A Reminder of How Far We've Come

A Reminder of How Far We've Come

(Editor’s Note:  We easily think that things have always been as they are now and that they will stay that way.  The following article appeared in the St. Paul Pioneer Press on May 21, 2010, and is about a blind man who had a much more limited time than most of us have today.  Many of us grew up at the time he did and were able to choose a different path in life, but he wasn’t able to do that.  We often looked down on what he did, but we also worked to make better opportunities for blind people.  His ultimate goal was to be as independent as he could be in his circumstances, and we must respect him for that.  However, we must also remember that blind people no longer have to do as he did, and we must respect ourselves for that.)

Gordon Emo, 76: A familiar face is no longer there in St. Paul skyways

Blind man saw security in picking humble job selling pencils

By Frederick Melo, St. Paul Pioneer Press
Gordon Emo never walked on the moon or threw a famous touchdown pass.  He won't be remembered for feats of philanthropy or scientific achievement, and his name isn't inscribed on any memorials.

But to countless passersby on St. Paul streets and skyways, Emo was known as the blind man on the collapsible stool who sold pencils from a cigar box for 40 years.  He died Monday at Regions Hospital in St. Paul after a long struggle with lung cancer.  He was 76.

"I said I didn't want to do that kind of work — it's a disgrace to the blind," Emo told the Pioneer Press in 1990, recalling the day a friend suggested pencil sales to him.  "But it's either doing this or sitting home alone.  I won't say selling pencils is a good job, but it is secure for a blind person, and I'm free from counselors and other people who tell you a fairy tale, a bunch of dreams that never come true."

Often dressed in a snowmobile suit to get through the tough Minnesota winters, Emo began selling pencils outside the old Bailey's Bar and Grill on Wabasha Street in 1969.  In the late 1980s, he moved his sales to the skyway, where he took up residence near the U.S. Bank building.

Emo kept a couple hundred pencils in an old Dutch Masters cigar box mended with tape, selling them for 10 cents apiece or three for a quarter.  He never made much money, but his self-styled occupation introduced him to a wider world.  He was also well known at Mickey's Diner, where he often ate breakfast.

He grew up on a farm near Jamestown, N.D., and graduated from the North Dakota School for the Blind, where he studied biology and Latin.  As a youth, he could recite portions of the Iliad and Macbeth.

He never attended college but learned how to type at a Twin Cities workshop for the blind, where he also put together telephone parts and practiced using a Dictaphone.  After two years, he dropped out to look for what he described as "a real job."

"I thought if I could get a job, my folks would be proud of me," he said.  "I thought I had qualifications.  I had my suit on."

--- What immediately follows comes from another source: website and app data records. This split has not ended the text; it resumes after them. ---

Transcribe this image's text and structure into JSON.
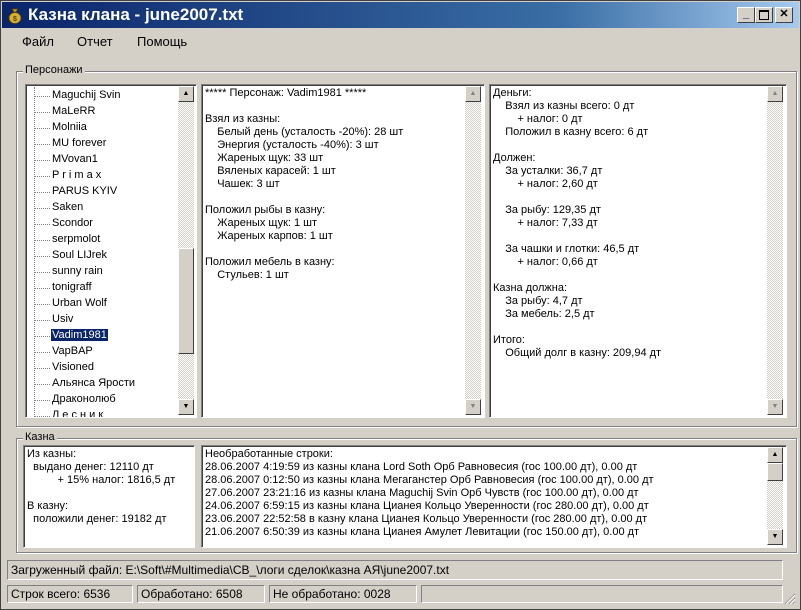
{
  "window": {
    "title": "Казна клана - june2007.txt"
  },
  "menu": {
    "file": "Файл",
    "report": "Отчет",
    "help": "Помощь"
  },
  "characters": {
    "group_label": "Персонажи",
    "list": [
      "Maguchij Svin",
      "MaLeRR",
      "Molniia",
      "MU forever",
      "MVovan1",
      "P r i m a x",
      "PARUS KYIV",
      "Saken",
      "Scondor",
      "serpmolot",
      "Soul LIJrek",
      "sunny rain",
      "tonigraff",
      "Urban Wolf",
      "Usiv",
      "Vadim1981",
      "VapBAP",
      "Visioned",
      "Альянса Ярости",
      "Драконолюб",
      "Л е с н и к"
    ],
    "selected": "Vadim1981"
  },
  "details": {
    "lines": [
      "***** Персонаж: Vadim1981 *****",
      "",
      "Взял из казны:",
      "    Белый день (усталость -20%): 28 шт",
      "    Энергия (усталость -40%): 3 шт",
      "    Жареных щук: 33 шт",
      "    Вяленых карасей: 1 шт",
      "    Чашек: 3 шт",
      "",
      "Положил рыбы в казну:",
      "    Жареных щук: 1 шт",
      "    Жареных карпов: 1 шт",
      "",
      "Положил мебель в казну:",
      "    Стульев: 1 шт"
    ]
  },
  "money": {
    "lines": [
      "Деньги:",
      "    Взял из казны всего: 0 дт",
      "        + налог: 0 дт",
      "    Положил в казну всего: 6 дт",
      "",
      "Должен:",
      "    За усталки: 36,7 дт",
      "        + налог: 2,60 дт",
      "",
      "    За рыбу: 129,35 дт",
      "        + налог: 7,33 дт",
      "",
      "    За чашки и глотки: 46,5 дт",
      "        + налог: 0,66 дт",
      "",
      "Казна должна:",
      "    За рыбу: 4,7 дт",
      "    За мебель: 2,5 дт",
      "",
      "Итого:",
      "    Общий долг в казну: 209,94 дт"
    ]
  },
  "treasury": {
    "group_label": "Казна",
    "summary": [
      "Из казны:",
      "  выдано денег: 12110 дт",
      "          + 15% налог: 1816,5 дт",
      "",
      "В казну:",
      "  положили денег: 19182 дт"
    ],
    "log": [
      "Необработанные строки:",
      "28.06.2007 4:19:59 из казны клана Lord Soth Орб Равновесия (гос 100.00 дт), 0.00 дт",
      "28.06.2007 0:12:50 из казны клана Мегаганстер Орб Равновесия (гос 100.00 дт), 0.00 дт",
      "27.06.2007 23:21:16 из казны клана Maguchij Svin Орб Чувств (гос 100.00 дт), 0.00 дт",
      "24.06.2007 6:59:15 из казны клана Цианея Кольцо Уверенности (гос 280.00 дт), 0.00 дт",
      "23.06.2007 22:52:58 в казну клана Цианея Кольцо Уверенности (гос 280.00 дт), 0.00 дт",
      "21.06.2007 6:50:39 из казны клана Цианея Амулет Левитации (гос 150.00 дт), 0.00 дт"
    ]
  },
  "status": {
    "loaded_file": "Загруженный файл: E:\\Soft\\#Multimedia\\CB_\\логи сделок\\казна АЯ\\june2007.txt",
    "total_lines": "Строк всего:  6536",
    "processed": "Обработано:  6508",
    "not_processed": "Не обработано:  0028"
  }
}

Instead, he found a series of closed doors.  He was engaged for a time until his fiancée died of an illness.  His three brothers, sister and extended family became his close companions.

"He had a great sense of humor," said Emo's niece, Elizabeth Kommer, 43, of Maple Grove.  "Even though his health was going down, he seemed to be always bubbly, happy.  He would call me up and ask me to come over.  His big treat was going to the Dairy Queen.  It was a joy for me to take him."

Emo, who was born blind, grew up at a time when resources and legal protections for the blind were more limited, said Joyce Scanlan, a board member and past president of the National Federation of the Blind of Minnesota.

As children, Scanlan was a few years ahead of Emo at the North Dakota School for the Blind, then located in Bathgate, N.D.  She had him as a student in 1959 when she returned to the school to teach.

Some advocates for the blind saw Emo's pencil selling as an insult, a throwback to the days when the disabled had to beg on street corners.  But Scanlan, who was born partially blind, doesn't agree.

"He was doomed from the start, almost, because he was totally blind," she said.  "Times have changed, we hope ... but a totally blind person was at the bottom of the totem pole in a residential school.  I think he really did have some intelligence, but the way he was treated and the way he was regarded in the student body and by the staff of the school, he didn't ever develop the drive or the skills to deal with the attitudes towards him."

"I was at the other end of that scale from Gordon, but I understand it better now," she continued.  "I'm totally blind now."

Following his wishes, Emo will be buried Saturday next to his parents in a family plot at Calvary Cemetery in Jamestown, N.D., said his brother, Patrick Emo of Minneapolis.  A visitation is scheduled today at the Lisko Funeral Chapel in Jamestown.

"He was my brother, and I took him around," said Patrick Emo, choking back tears during a telephone call from his Super 8 motel room in Jamestown.  "He was a real good fellow.  He was a real good talker — that's what I liked about Gordon."